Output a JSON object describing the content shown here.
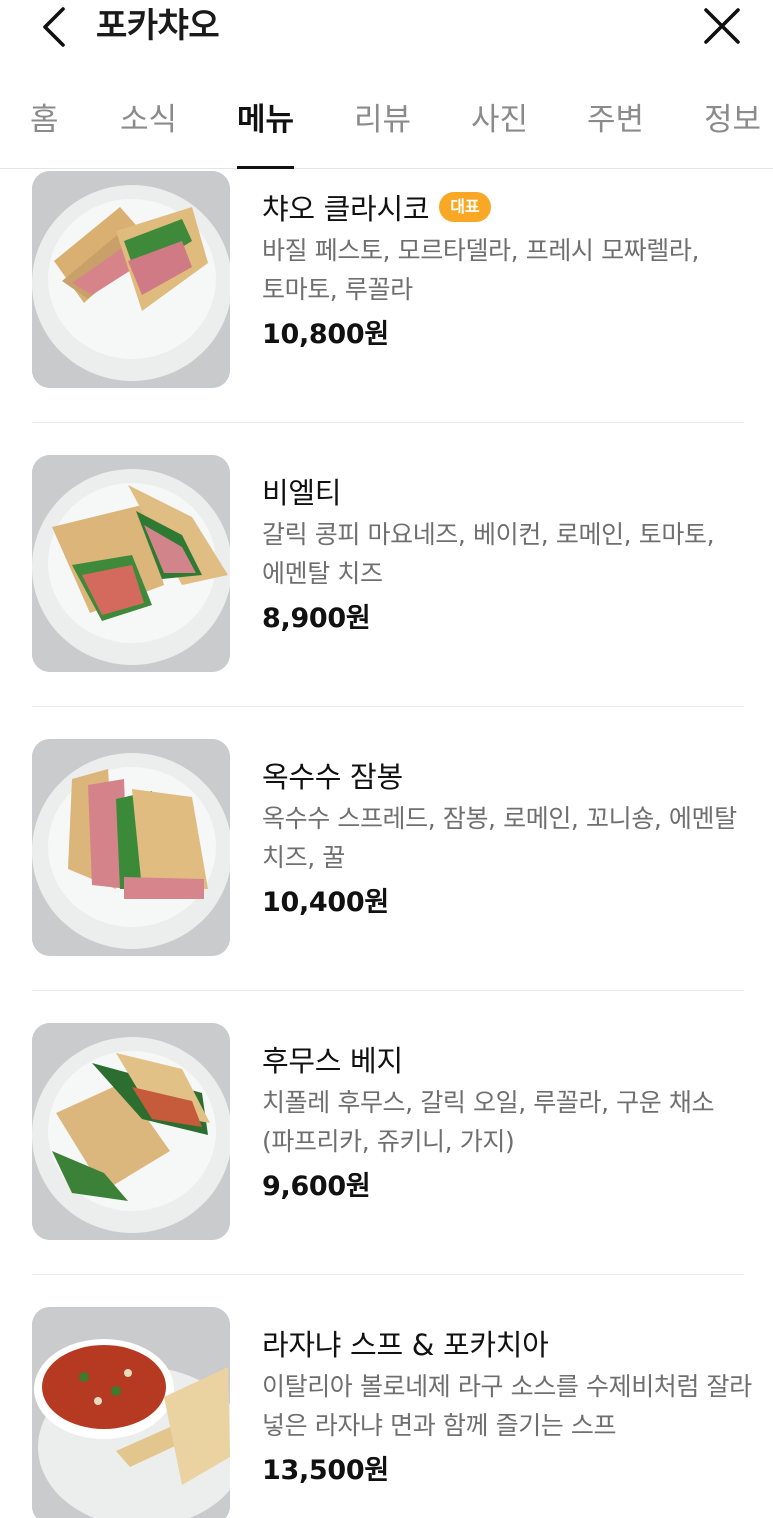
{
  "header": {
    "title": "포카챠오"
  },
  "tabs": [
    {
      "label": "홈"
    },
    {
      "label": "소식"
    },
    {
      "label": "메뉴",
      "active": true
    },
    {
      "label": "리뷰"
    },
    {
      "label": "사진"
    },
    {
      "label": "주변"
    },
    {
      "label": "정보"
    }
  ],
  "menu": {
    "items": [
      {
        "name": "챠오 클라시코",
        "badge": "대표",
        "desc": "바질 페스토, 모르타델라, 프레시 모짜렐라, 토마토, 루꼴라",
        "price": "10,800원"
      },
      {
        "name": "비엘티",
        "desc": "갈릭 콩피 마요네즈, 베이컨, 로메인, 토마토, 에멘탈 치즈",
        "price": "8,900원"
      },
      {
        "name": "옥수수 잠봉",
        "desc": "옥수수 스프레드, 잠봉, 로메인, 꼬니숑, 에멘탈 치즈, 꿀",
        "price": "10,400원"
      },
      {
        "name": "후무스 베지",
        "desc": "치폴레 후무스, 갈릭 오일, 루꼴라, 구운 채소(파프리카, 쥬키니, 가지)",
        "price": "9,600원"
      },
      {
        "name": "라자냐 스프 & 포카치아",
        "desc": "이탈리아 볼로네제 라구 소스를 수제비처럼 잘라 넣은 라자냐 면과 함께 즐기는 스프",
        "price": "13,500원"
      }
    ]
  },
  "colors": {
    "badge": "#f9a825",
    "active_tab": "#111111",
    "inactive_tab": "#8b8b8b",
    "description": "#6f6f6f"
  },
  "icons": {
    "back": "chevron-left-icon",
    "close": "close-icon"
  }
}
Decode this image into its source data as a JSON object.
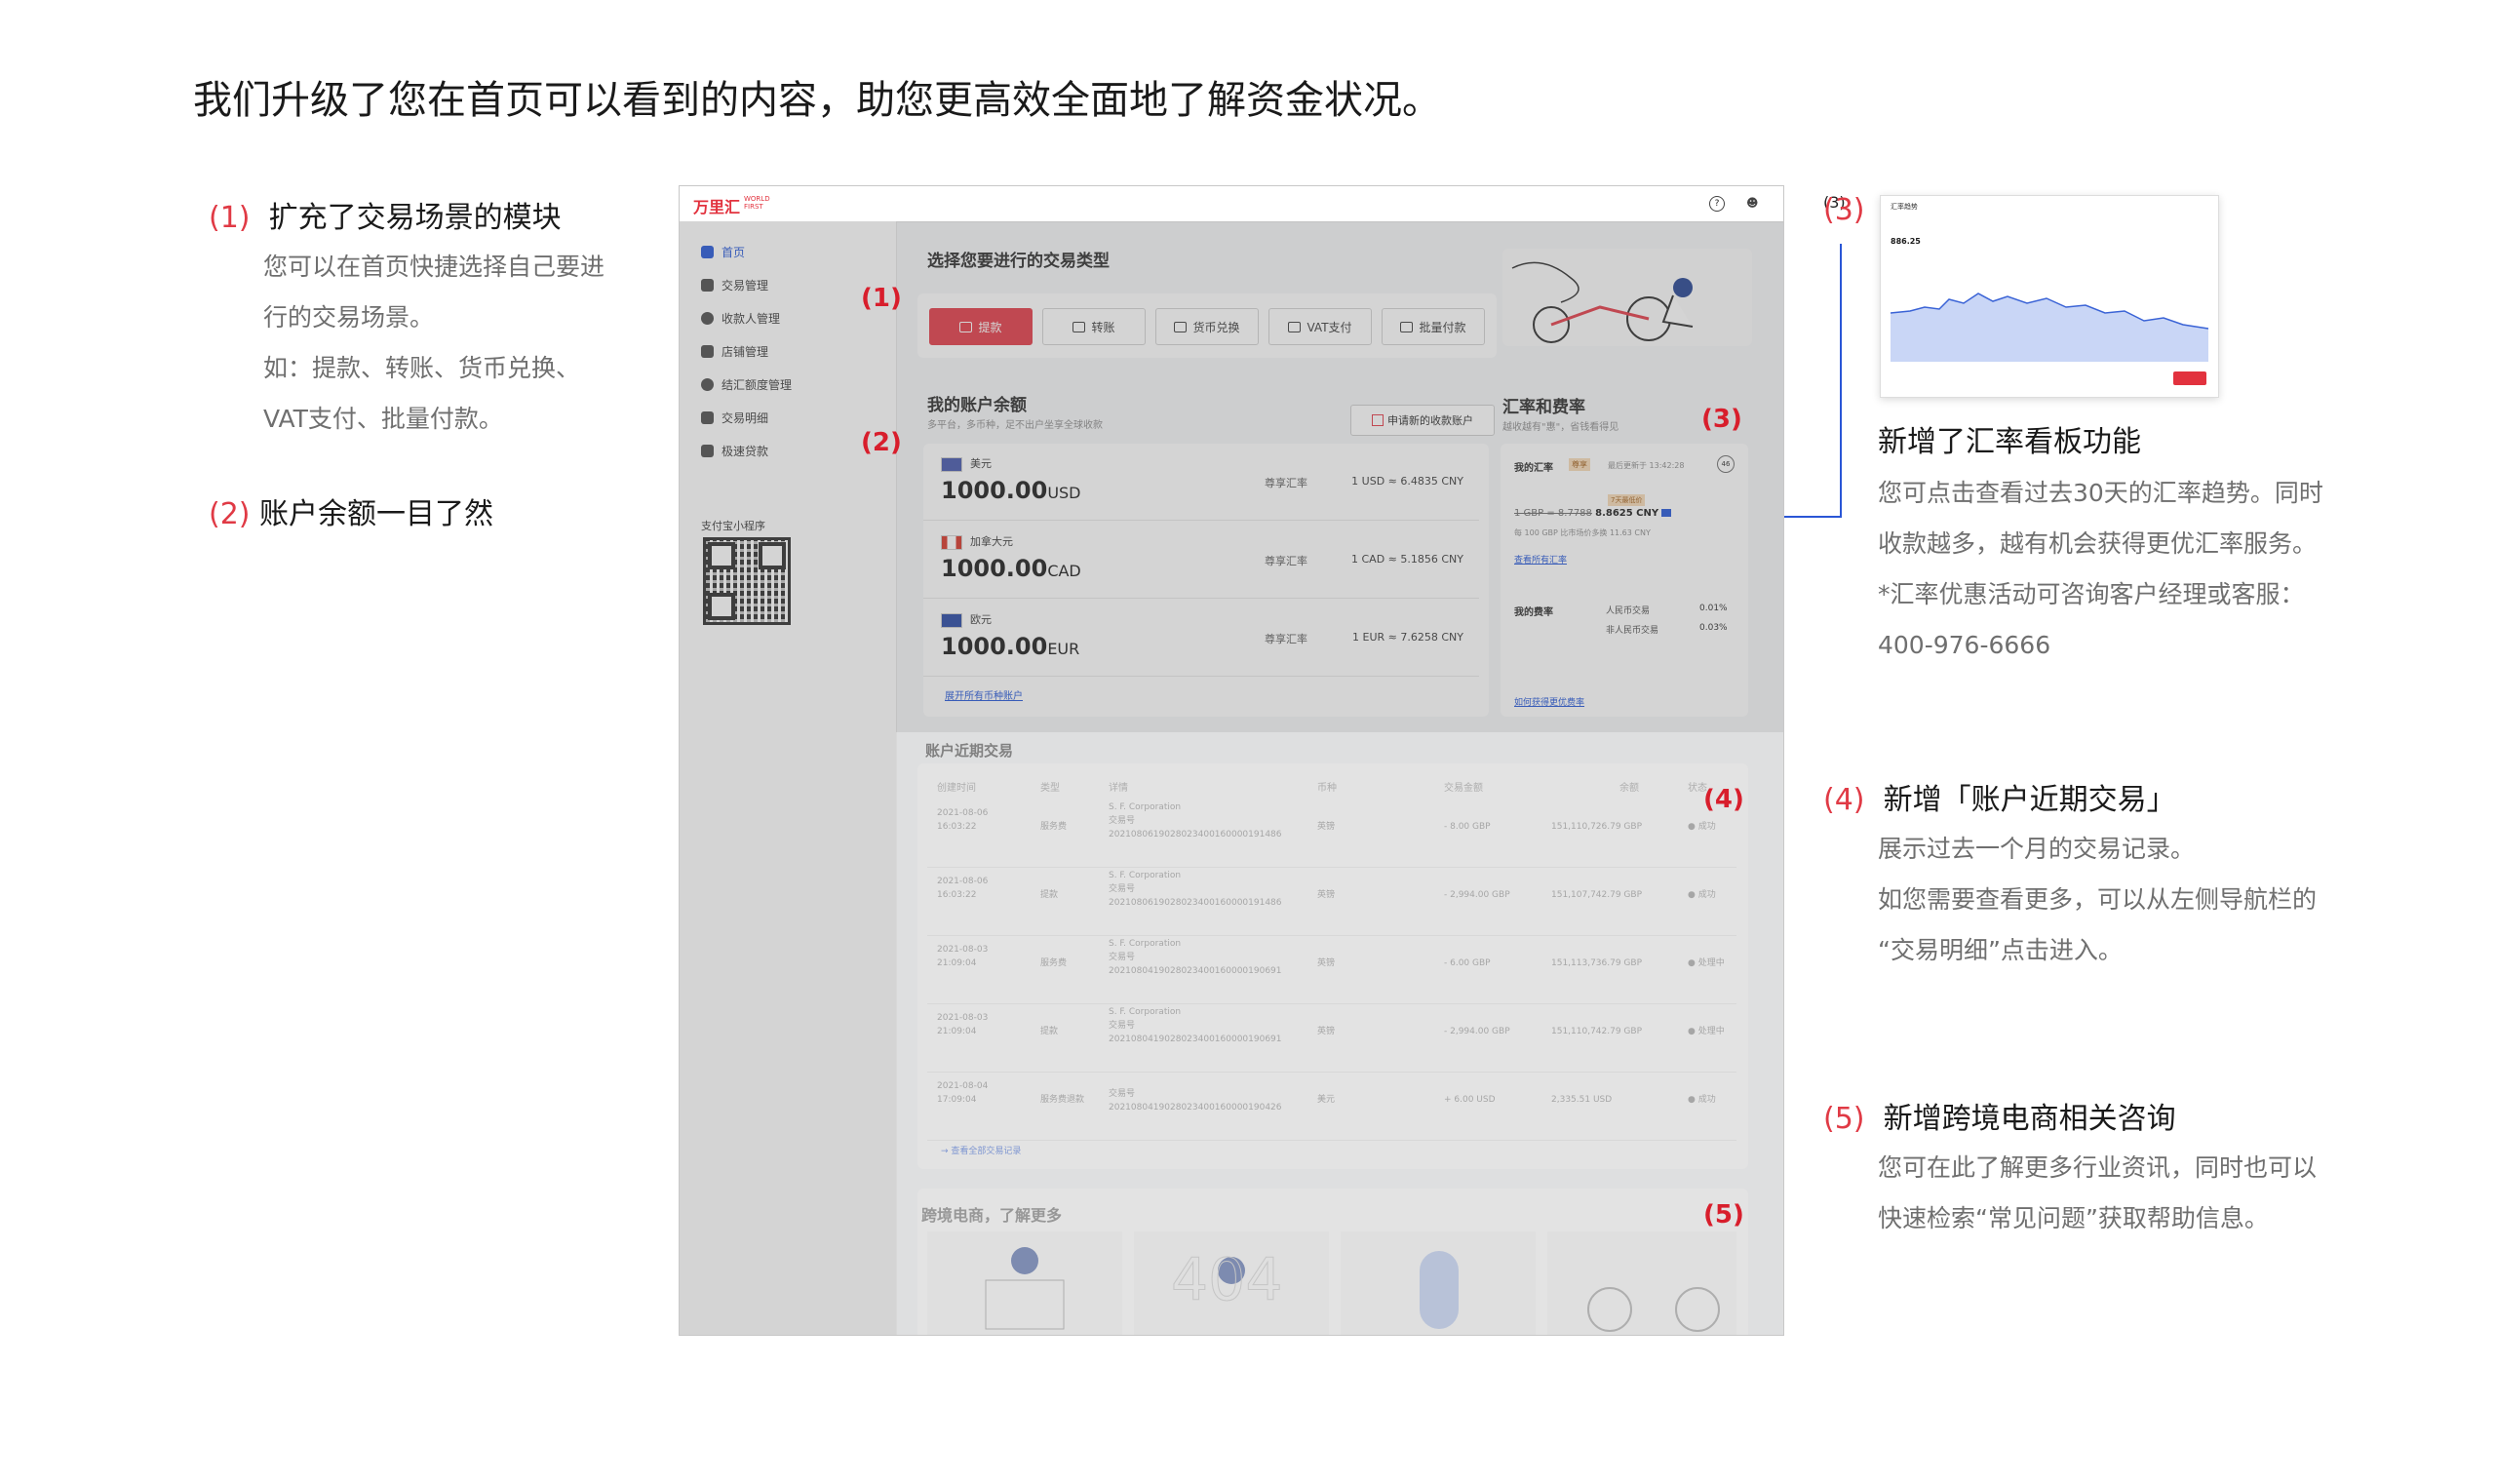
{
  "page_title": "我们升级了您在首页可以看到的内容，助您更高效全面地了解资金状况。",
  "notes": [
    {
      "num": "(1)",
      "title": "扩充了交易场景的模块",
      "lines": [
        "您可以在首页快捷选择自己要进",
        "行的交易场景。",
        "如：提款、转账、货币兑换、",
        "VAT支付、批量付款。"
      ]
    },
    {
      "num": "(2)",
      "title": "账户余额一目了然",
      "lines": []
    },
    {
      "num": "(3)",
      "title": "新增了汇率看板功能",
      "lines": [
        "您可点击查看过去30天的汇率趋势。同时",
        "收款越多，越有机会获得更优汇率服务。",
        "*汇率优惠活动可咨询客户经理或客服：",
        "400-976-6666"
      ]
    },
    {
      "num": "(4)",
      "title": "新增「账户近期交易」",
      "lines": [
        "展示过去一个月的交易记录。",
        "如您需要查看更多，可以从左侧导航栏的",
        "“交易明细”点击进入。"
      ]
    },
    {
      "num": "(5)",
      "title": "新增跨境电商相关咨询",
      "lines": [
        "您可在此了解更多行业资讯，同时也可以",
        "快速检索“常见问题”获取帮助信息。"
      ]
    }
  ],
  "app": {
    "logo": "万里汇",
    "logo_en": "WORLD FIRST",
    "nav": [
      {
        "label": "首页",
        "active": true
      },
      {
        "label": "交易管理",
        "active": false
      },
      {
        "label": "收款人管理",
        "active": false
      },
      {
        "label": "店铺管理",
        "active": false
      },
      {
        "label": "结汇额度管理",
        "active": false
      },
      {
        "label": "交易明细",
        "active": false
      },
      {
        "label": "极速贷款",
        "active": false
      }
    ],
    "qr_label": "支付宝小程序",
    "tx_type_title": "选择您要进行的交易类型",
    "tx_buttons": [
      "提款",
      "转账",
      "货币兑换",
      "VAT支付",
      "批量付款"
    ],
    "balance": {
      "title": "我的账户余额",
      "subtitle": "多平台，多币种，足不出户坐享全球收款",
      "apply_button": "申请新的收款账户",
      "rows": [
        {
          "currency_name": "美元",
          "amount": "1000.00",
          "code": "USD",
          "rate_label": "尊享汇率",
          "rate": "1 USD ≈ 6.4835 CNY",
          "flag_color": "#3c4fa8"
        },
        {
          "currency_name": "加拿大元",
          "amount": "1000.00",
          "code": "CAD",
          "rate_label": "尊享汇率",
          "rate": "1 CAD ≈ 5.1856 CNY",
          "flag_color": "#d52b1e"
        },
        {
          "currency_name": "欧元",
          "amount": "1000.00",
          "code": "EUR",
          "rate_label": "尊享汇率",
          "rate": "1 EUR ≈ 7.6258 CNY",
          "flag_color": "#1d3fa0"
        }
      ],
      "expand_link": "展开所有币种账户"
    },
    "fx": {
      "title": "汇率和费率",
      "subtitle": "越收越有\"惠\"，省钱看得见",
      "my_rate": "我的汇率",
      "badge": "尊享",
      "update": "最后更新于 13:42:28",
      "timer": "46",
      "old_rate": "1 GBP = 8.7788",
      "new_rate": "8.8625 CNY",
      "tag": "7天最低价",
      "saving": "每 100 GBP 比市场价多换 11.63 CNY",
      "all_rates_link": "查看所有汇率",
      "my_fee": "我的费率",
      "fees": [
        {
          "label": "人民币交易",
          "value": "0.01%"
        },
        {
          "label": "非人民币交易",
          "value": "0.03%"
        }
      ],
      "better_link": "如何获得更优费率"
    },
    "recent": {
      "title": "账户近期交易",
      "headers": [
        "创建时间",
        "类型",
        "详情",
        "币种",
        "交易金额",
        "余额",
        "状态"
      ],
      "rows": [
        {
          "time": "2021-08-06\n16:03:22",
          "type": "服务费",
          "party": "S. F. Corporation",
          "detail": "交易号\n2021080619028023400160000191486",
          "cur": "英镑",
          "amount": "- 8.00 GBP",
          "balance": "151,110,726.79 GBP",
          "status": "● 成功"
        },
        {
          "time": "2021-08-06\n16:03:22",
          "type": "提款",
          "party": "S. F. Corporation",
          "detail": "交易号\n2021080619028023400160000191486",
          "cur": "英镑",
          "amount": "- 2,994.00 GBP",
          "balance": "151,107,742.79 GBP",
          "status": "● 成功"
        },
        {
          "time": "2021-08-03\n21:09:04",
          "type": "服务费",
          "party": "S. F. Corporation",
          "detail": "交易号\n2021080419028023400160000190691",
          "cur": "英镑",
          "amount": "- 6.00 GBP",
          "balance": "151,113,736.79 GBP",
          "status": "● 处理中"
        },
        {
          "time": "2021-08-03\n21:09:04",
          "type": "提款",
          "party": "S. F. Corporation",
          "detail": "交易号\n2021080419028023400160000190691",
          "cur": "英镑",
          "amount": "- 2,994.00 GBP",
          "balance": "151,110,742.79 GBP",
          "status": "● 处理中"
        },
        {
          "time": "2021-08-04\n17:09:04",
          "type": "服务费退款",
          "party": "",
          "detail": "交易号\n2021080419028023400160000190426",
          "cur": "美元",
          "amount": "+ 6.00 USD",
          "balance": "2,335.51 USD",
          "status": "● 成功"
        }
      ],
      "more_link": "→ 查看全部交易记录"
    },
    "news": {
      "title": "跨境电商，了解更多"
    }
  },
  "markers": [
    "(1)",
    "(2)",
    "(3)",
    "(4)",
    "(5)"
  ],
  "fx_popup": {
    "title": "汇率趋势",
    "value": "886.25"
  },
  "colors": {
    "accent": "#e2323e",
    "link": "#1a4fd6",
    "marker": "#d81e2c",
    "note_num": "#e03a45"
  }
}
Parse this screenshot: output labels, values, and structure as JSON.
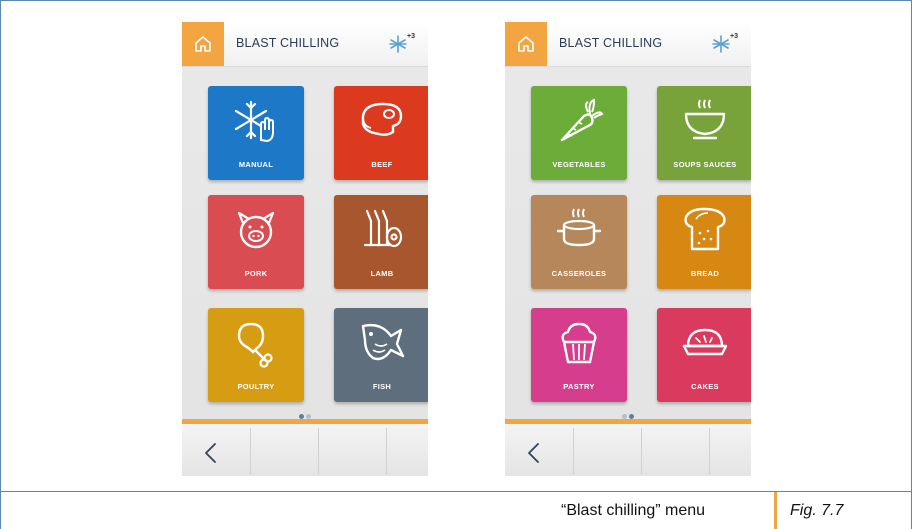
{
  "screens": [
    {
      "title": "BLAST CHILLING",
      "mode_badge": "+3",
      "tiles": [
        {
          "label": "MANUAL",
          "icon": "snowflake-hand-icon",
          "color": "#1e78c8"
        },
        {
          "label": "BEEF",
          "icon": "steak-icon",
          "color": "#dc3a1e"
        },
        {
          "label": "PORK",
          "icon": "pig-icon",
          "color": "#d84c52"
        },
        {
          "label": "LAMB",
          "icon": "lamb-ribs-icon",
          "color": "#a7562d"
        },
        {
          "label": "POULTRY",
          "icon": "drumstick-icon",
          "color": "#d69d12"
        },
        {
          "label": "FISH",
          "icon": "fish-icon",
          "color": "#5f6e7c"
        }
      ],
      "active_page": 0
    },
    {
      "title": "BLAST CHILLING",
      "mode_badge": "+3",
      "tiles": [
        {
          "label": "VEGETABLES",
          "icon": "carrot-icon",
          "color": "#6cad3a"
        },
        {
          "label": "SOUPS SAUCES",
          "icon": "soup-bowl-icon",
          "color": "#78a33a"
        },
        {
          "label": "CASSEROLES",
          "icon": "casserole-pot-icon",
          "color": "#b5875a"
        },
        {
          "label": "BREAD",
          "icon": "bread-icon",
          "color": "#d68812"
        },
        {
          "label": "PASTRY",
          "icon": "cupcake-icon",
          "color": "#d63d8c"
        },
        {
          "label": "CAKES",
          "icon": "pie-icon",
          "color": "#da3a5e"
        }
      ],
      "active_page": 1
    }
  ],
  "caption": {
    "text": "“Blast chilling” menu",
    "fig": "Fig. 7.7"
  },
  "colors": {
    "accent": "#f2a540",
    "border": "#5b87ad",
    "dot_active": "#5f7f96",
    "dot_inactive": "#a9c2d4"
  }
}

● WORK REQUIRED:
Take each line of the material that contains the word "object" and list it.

● OUTPUT FOR THIS EXERCISE:
Output a JSON object describing the content shown here.
Decode this image into its source data as a JSON object.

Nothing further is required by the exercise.